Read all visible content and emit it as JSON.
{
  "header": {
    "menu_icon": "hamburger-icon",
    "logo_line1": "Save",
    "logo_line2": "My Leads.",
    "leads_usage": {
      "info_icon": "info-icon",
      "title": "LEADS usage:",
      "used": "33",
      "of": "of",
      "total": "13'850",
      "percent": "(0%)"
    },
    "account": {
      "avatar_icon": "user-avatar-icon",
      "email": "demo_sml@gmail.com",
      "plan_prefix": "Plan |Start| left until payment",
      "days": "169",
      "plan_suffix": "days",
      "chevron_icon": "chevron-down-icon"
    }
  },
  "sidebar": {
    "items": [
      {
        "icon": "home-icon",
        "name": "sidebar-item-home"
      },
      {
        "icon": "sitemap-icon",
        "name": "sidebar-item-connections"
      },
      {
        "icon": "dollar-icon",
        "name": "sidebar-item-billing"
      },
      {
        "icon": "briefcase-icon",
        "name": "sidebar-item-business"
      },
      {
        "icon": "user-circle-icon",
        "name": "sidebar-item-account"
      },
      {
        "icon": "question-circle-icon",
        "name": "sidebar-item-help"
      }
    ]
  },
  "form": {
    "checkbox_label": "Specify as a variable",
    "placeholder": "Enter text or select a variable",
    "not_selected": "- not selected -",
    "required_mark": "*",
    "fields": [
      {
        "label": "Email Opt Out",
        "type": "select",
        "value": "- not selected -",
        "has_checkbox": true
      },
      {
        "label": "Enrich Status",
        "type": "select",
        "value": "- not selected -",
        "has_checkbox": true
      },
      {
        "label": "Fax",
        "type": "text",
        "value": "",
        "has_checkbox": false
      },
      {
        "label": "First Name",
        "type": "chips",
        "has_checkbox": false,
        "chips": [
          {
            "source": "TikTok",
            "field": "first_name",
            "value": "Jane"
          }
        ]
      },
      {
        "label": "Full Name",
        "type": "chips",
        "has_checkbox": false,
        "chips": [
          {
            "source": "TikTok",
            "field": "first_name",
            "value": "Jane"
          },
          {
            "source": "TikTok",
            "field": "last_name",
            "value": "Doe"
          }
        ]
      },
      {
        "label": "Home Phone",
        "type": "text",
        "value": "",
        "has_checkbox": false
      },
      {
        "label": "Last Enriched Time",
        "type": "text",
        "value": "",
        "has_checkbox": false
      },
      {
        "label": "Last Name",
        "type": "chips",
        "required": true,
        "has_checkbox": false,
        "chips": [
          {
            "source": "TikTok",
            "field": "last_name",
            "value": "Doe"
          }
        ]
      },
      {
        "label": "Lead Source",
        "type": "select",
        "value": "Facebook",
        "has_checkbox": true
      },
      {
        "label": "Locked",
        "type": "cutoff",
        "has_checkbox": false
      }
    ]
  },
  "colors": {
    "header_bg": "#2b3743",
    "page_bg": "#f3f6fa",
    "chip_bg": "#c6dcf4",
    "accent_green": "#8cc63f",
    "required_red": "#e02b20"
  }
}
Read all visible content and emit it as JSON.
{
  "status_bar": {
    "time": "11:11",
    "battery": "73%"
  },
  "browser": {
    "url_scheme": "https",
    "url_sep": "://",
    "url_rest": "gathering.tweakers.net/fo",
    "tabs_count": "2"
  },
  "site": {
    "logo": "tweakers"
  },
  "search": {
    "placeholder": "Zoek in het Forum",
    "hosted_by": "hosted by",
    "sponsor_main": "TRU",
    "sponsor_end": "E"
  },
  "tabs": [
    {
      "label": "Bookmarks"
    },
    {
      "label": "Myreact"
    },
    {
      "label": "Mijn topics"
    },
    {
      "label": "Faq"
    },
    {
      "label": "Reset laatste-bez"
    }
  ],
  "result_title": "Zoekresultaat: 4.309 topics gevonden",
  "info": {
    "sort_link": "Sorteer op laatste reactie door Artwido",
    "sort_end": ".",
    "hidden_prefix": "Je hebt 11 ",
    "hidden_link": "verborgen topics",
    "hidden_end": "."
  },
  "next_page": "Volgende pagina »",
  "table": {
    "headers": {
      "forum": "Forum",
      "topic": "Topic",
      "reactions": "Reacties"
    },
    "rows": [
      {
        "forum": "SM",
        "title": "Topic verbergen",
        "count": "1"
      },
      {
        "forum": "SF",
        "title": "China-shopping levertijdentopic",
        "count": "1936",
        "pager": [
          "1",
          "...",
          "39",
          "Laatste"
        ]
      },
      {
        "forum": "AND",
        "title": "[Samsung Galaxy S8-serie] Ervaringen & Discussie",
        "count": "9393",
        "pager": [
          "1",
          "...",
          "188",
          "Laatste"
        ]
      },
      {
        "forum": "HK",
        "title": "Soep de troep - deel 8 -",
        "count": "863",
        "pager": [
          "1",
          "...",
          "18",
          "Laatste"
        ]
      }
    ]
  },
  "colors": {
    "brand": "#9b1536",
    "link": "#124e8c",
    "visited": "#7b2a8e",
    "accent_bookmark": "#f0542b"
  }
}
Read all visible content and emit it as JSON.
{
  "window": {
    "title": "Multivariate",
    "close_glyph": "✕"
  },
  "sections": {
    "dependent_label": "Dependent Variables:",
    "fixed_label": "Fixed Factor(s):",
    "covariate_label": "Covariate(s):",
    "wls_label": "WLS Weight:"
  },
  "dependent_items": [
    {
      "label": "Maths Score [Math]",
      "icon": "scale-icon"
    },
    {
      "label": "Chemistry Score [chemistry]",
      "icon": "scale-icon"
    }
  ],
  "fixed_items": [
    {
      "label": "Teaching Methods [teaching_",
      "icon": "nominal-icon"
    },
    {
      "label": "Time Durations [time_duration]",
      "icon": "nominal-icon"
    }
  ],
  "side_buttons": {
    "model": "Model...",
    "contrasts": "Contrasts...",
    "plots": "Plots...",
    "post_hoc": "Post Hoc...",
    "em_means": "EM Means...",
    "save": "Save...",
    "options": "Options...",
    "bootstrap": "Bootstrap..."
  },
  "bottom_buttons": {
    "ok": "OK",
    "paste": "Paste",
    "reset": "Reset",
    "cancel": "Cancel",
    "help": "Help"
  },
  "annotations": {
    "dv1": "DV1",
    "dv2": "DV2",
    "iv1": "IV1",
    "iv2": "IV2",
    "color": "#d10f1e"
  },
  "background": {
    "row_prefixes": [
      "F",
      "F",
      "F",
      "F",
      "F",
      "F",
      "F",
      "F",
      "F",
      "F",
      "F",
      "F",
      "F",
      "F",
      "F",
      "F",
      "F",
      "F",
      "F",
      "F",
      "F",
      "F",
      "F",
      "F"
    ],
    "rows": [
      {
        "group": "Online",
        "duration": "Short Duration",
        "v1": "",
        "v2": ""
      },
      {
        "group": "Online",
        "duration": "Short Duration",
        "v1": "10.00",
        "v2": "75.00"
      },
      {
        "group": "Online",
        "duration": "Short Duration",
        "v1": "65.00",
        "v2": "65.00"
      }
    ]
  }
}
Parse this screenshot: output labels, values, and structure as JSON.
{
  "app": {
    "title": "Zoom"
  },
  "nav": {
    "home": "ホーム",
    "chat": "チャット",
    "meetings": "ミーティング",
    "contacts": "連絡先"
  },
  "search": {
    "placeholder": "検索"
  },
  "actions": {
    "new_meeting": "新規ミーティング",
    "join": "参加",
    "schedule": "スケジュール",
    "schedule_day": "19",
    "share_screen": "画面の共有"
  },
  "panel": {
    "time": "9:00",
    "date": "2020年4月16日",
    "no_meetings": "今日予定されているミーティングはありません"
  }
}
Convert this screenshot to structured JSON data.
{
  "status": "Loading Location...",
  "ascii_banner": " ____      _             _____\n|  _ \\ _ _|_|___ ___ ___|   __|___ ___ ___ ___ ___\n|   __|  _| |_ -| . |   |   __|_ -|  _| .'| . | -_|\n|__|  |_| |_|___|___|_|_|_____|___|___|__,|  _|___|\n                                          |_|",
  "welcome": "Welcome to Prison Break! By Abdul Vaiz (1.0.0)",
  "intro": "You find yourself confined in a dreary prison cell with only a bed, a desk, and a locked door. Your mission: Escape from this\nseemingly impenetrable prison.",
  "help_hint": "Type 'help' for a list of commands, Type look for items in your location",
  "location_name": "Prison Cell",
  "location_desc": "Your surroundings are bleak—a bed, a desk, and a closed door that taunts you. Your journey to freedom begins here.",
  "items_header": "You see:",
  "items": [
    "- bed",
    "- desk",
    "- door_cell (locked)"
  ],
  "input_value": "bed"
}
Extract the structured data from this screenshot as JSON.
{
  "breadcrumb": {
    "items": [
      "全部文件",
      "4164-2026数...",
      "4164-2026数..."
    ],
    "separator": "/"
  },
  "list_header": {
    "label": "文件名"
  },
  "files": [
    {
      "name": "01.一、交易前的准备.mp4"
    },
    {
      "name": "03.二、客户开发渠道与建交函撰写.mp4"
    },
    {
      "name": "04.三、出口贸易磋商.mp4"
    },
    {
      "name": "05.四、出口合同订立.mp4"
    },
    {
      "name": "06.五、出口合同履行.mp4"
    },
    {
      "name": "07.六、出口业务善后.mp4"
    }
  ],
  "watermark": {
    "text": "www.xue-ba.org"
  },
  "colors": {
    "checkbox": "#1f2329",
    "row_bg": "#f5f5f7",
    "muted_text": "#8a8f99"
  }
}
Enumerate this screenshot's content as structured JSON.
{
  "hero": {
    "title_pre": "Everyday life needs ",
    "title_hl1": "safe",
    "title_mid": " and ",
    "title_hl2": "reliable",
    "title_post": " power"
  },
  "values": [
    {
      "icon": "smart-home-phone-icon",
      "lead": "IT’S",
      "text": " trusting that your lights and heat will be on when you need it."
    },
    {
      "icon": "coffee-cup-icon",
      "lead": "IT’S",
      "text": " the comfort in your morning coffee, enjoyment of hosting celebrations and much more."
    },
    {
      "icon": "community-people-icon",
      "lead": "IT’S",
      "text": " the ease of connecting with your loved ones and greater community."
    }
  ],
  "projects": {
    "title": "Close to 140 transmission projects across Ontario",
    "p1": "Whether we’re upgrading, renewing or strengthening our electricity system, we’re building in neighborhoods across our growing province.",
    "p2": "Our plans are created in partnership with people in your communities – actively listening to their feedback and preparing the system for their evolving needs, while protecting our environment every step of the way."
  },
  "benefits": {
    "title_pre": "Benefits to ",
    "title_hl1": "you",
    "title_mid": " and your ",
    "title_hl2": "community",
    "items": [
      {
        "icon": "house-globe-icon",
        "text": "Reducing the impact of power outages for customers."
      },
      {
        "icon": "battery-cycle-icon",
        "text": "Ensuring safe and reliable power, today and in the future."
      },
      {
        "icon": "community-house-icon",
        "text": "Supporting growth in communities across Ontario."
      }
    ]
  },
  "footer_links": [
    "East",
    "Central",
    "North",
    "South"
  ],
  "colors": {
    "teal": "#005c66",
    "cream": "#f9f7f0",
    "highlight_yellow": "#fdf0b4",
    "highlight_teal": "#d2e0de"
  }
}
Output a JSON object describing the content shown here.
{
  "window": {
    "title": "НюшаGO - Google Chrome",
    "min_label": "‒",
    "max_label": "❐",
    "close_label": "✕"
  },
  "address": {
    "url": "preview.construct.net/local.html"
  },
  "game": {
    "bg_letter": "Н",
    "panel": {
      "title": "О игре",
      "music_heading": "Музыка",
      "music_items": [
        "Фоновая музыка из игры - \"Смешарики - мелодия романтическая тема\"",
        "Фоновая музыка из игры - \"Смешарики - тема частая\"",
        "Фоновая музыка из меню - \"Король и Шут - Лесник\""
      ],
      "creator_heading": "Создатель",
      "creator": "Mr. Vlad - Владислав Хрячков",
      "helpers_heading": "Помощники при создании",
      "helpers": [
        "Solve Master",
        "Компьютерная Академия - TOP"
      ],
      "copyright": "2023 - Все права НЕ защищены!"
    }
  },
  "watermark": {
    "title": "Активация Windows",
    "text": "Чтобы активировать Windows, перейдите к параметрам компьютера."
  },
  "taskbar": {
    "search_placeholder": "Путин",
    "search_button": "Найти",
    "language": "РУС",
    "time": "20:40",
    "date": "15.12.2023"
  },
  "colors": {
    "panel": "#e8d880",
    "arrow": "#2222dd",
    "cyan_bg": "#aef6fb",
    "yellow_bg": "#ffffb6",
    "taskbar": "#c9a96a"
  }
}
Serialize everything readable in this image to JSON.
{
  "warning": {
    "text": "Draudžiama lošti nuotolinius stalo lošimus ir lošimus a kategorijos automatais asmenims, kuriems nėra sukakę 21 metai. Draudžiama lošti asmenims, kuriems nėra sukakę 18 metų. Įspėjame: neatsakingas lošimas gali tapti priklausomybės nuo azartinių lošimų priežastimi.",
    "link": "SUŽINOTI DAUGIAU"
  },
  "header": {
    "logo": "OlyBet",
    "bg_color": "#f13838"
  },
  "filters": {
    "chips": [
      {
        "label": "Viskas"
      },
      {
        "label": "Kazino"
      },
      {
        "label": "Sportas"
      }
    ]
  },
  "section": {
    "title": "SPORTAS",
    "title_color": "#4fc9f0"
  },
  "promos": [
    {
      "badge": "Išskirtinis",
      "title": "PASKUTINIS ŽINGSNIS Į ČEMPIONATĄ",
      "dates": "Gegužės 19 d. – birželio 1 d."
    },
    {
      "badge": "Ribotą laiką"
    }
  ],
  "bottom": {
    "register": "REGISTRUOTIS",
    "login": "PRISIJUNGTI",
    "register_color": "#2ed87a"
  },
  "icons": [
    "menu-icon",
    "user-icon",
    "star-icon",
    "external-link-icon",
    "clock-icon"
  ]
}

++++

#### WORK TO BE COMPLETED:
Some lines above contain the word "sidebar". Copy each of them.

#### OUTPUT OF THE EXERCISE:
  "sidebar": {
        "name": "sidebar-item-home"
        "name": "sidebar-item-connections"
        "name": "sidebar-item-billing"
        "name": "sidebar-item-business"
        "name": "sidebar-item-account"
        "name": "sidebar-item-help"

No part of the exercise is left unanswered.